A Channel 4 documentary broadcast yesterday showed how easy it is to commission a professional `hit’ on someone, using the Dark Web as a portal to arranging serious crimes. Whether you believe that sort of contract is an everyday event is debatable. But there is evidence that criminals see the Dark Web as a shop window for fake ID services, which offers a potential claims headache for insurers.
Here’s some news from the USA on fake IDs on the Dark Web;
An eye-opening 2022 study from cybersecurity experts Privacy Affairs has detailed the astonishingly low price tags for personal information, including credit cards and bank accounts, on the Dark Web. Their research concluded criminals using the dark web need only spend $1,115 for a complete set of a person’s account details, enabling them to create fake IDs and forge private documents, such as passports and driver’s licenses.
However, the cybersecurity and data privacy specialists revealed access to other information is becoming even cheaper. Their Dark Web Price Index 2022 – based on data scanning dark web marketplaces, forums, and websites, revealed:
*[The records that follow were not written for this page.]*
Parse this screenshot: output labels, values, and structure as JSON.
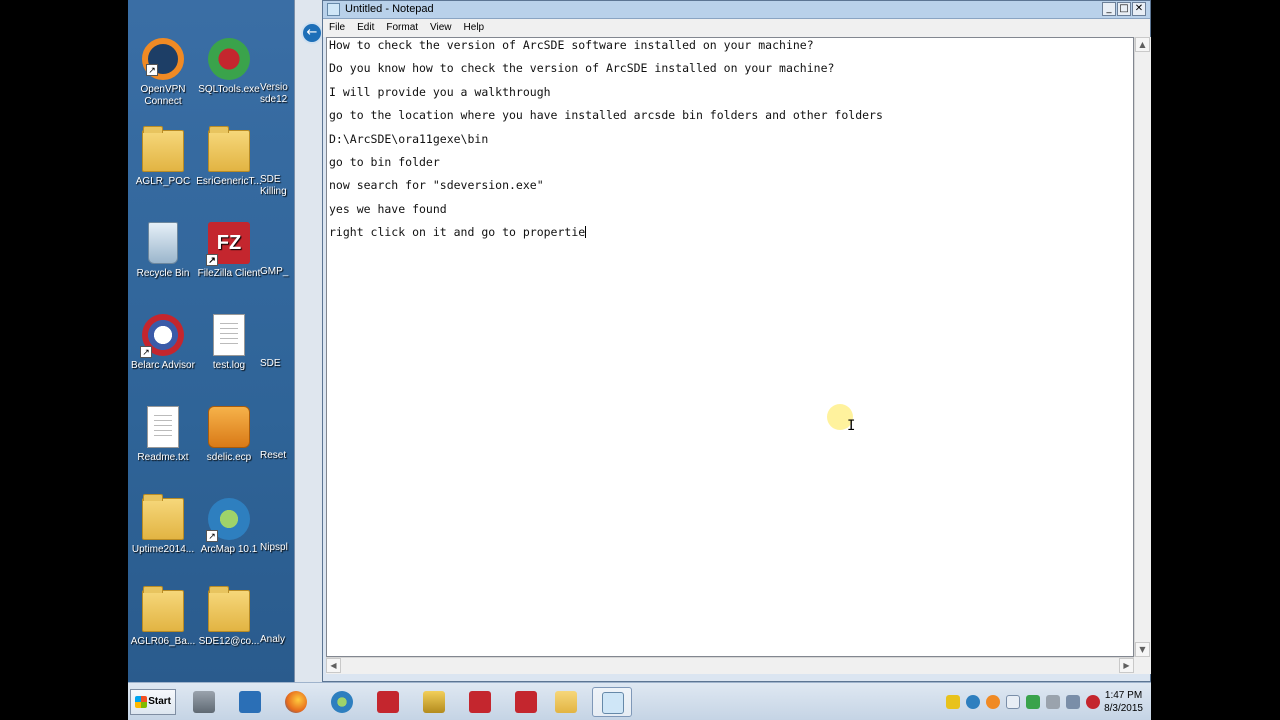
{
  "desktop": {
    "icons": [
      {
        "label": "OpenVPN Connect",
        "kind": "app",
        "color": "#f08a24"
      },
      {
        "label": "SQLTools.exe",
        "kind": "app",
        "color": "#3aa34b"
      },
      {
        "label": "AGLR_POC",
        "kind": "folder"
      },
      {
        "label": "EsriGenericT...",
        "kind": "folder"
      },
      {
        "label": "Recycle Bin",
        "kind": "bin"
      },
      {
        "label": "FileZilla Client",
        "kind": "app",
        "color": "#c4262e"
      },
      {
        "label": "Belarc Advisor",
        "kind": "app",
        "color": "#3b5ba8"
      },
      {
        "label": "test.log",
        "kind": "doc"
      },
      {
        "label": "Readme.txt",
        "kind": "doc"
      },
      {
        "label": "sdelic.ecp",
        "kind": "app",
        "color": "#e8962a"
      },
      {
        "label": "Uptime2014...",
        "kind": "folder"
      },
      {
        "label": "ArcMap 10.1",
        "kind": "app",
        "color": "#2e7fbf"
      },
      {
        "label": "AGLR06_Ba...",
        "kind": "folder"
      },
      {
        "label": "SDE12@co...",
        "kind": "folder"
      }
    ],
    "partial_icons": [
      "Versio sde12",
      "SDE Killing",
      "GMP_",
      "SDE",
      "Reset",
      "Nipspl",
      "Analy"
    ]
  },
  "notepad": {
    "title": "Untitled - Notepad",
    "menu": [
      "File",
      "Edit",
      "Format",
      "View",
      "Help"
    ],
    "lines": [
      "How to check the version of ArcSDE software installed on your machine?",
      "Do you know how to check the version of ArcSDE installed on your machine?",
      "I will provide you a walkthrough",
      "go to the location where you have installed arcsde bin folders and other folders",
      "D:\\ArcSDE\\ora11gexe\\bin",
      "go to bin folder",
      "now search for \"sdeversion.exe\"",
      "yes we have found",
      "right click on it and go to propertie"
    ]
  },
  "taskbar": {
    "start_label": "Start",
    "clock_time": "1:47 PM",
    "clock_date": "8/3/2015"
  }
}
- Credit card details and associated information. Cost between $17–$120;
- Online banking login information costs $45;
- Hacked Facebook account: $45;
- Cloned VISA with PIN: $20;
- Stolen PayPal account details, minimum $1000 balances: $20.
FAKE ID OPENS THE DOOR TO FAKE CLAIMS
In a lesson to insurers, Thomson Reuters recently published a piece which highlighted how those Dark Web ID docs can open the door to a series of fake unemployment claims. Jon Ross from Risk and Fraud Solutions wrote;
“Prior to the pandemic, the U.S. Department of Labor reported that numbers of UI claims were low, receiving 282,000 claims on 14 March 2020. Less than three weeks later, initial claims rose to 10 times pre-pandemic levels, much greater than state systems were designed to handle. Then, within five months by, 15 August 2020, the Department reported a staggering 57.4 million initial claims, the biggest increase since the Department began recording UI data in 1967.
With these levels of claims, the pandemic created a perfect storm for fraud. Not only was there a high value target, but states, often overwhelmed with claims, navigating new rules, and using outdated systems, have struggled to keep up. Meanwhile criminals became more organized and adopted new sophisticated methods of fraud. Among the key tools available to fraudsters is the dark web, which has become a haven for UI fraud and the go-to place to acquire step-by-step guides on how to steal from state employment programs.”
As governments attempt to force through compulsory biometric ID on the back of the Covid pandemic, some people will always look to create a fake ID to get around all sorts of checks on activity. The Dark Web could become a low cost marketplace, almost a fake Metaverse, where people have a second ID for various reasons.
Insurance brands need to verify online customer ID in new ways, as the switch to digital only insurance inception, admin changes and claims becomes the norm. A way of cross referencing fake, or modified ID being used repeatedly in quote engines and comparison sites could also prove useful in the long run.